Sitting in the front row at a Senate Foreign Relations Committee hearing, directly in sight of committee Chairman John Kerry, two women discreetly held up two pink cardboard signs that read "U.S. War = Terrorism" and "Drone Attacks Kill Civilians."
The women, Toby Blome and Martha Hubert, are part of Code Pink, a nationwide antiwar group that formed in 2002. They were quietly protesting the wars in Iraq and Afghanistan as former CIA agent Robert Grenier testified that a significant increase in troops is required to fend off al-Qaida in the latter country. Since the beginning of the Iraq war in 2003, Code Pink protesters had been a common, often colorful, presence on Capitol Hill.
But starting in 2006, when the Democrats took control of Congress, Code Pink and other antiwar groups lessened their activity. After Barack Obama was elected president, the antiwar movement stagnated.
"Fewer and fewer people were showing up for national meetings, and the fundraising dried up to almost nothing," said Susan Lamont, former president of the board of directors of the now defunct "Not in Our Name" antiwar group. Lamont said such organizations had assumed that Obama's election would mean a speedy withdrawal of U.S. forces from Iraq and Afghanistan, but they placed too much hope in him, considering his calls for a new focus on the Afghanistan war.
However, Scott Keeter, director of survey research for the Pew Research Center, said that people got what they wanted from Obama. "The protests that were associated with the war in Iraq have declined, but that's because the war in Iraq is winding down," he said.

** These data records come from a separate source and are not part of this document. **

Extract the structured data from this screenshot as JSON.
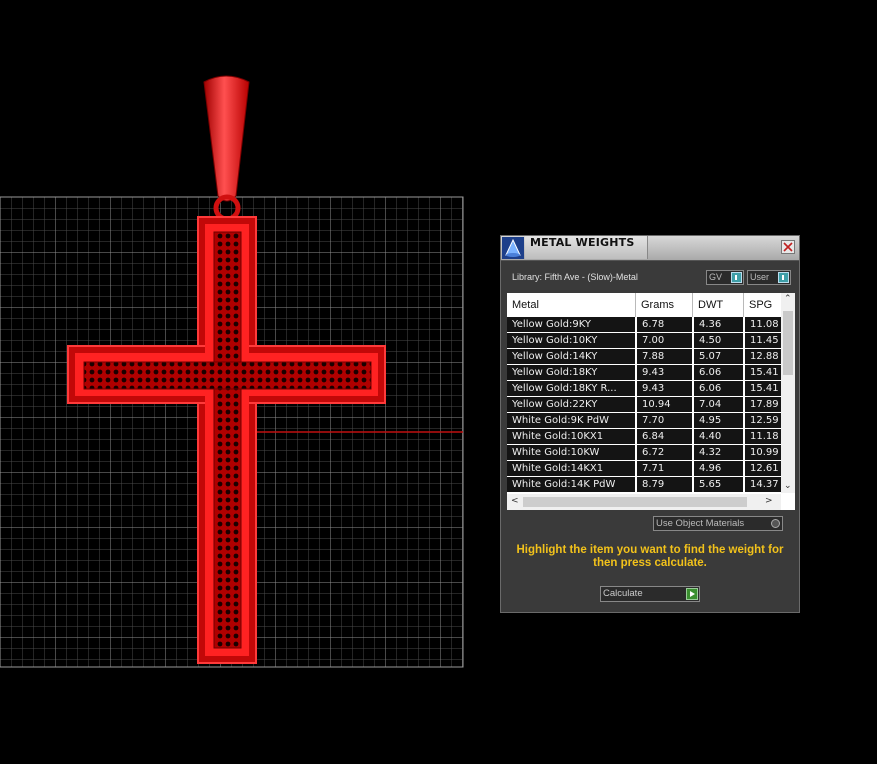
{
  "panel": {
    "title": "METAL WEIGHTS",
    "library_label": "Library: Fifth Ave - (Slow)-Metal",
    "toggle_gv": "GV",
    "toggle_user": "User",
    "columns": [
      "Metal",
      "Grams",
      "DWT",
      "SPG"
    ],
    "rows": [
      [
        "Yellow Gold:9KY",
        "6.78",
        "4.36",
        "11.08"
      ],
      [
        "Yellow Gold:10KY",
        "7.00",
        "4.50",
        "11.45"
      ],
      [
        "Yellow Gold:14KY",
        "7.88",
        "5.07",
        "12.88"
      ],
      [
        "Yellow Gold:18KY",
        "9.43",
        "6.06",
        "15.41"
      ],
      [
        "Yellow Gold:18KY R...",
        "9.43",
        "6.06",
        "15.41"
      ],
      [
        "Yellow Gold:22KY",
        "10.94",
        "7.04",
        "17.89"
      ],
      [
        "White Gold:9K PdW",
        "7.70",
        "4.95",
        "12.59"
      ],
      [
        "White Gold:10KX1",
        "6.84",
        "4.40",
        "11.18"
      ],
      [
        "White Gold:10KW",
        "6.72",
        "4.32",
        "10.99"
      ],
      [
        "White Gold:14KX1",
        "7.71",
        "4.96",
        "12.61"
      ],
      [
        "White Gold:14K PdW",
        "8.79",
        "5.65",
        "14.37"
      ]
    ],
    "use_object_materials": "Use Object Materials",
    "hint": "Highlight the item you want to find the weight for then press calculate.",
    "calculate_label": "Calculate"
  },
  "colors": {
    "cross": "#e01010",
    "grid": "#8a8a8a",
    "hint_text": "#f2c21b",
    "background": "#000000"
  },
  "icons": {
    "app": "blue-cone-icon",
    "close": "close-icon",
    "calculate": "play-arrow-icon"
  }
}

Keeter said it's important to makes a distinction between the general public and antiwar movement. "Generally speaking, Americans have never been much on movements," he said.
The public, according to Keeter, was staunchly opposed to the war in Iraq, but not the one in Afghanistan. "In public opinion, only a minority opposed" both, he said. So when Obama announced the Iraq withdrawal timetable, many people were satisfied and no longer saw the need to actively protest. But there were other factors in the decline of the antiwar movement, according to Eric Garris, director and founder of Antiwar.com. He cited a combination of war fatigue, domestic issues taking the forefront in public debate and the Bush administration leaving office.
"Unfortunately, a lot of the antiwar movement during the Bush administration was more anti-Bush than antiwar," said Garris, who added that Americans are more occupied with issues such as health care reform and the economic crisis. And many people were disillusioned after years of protesting without results.
With waning public approval of the Afghanistan war, however, antiwar groups have noticed an increase in support. "We've had a lot of decentralized action in October," said Gael Murphy, co-founder of Code Pink.
Antiwar actions such as the committee hearing protest, in which Blome and Hubert participated in earlier this month, have slowly started to reemerge. So far this year there have been eight official "disruption of Congress" arrests, compared with only four in all of 2008, according to Capitol Hill Police. These types of protests are likely to increase, said Murphy.
"There is a growing dissatisfaction with Obama's foreign policy and people are mobilizing," she said. "And I think we're going to see much more activity in the fall."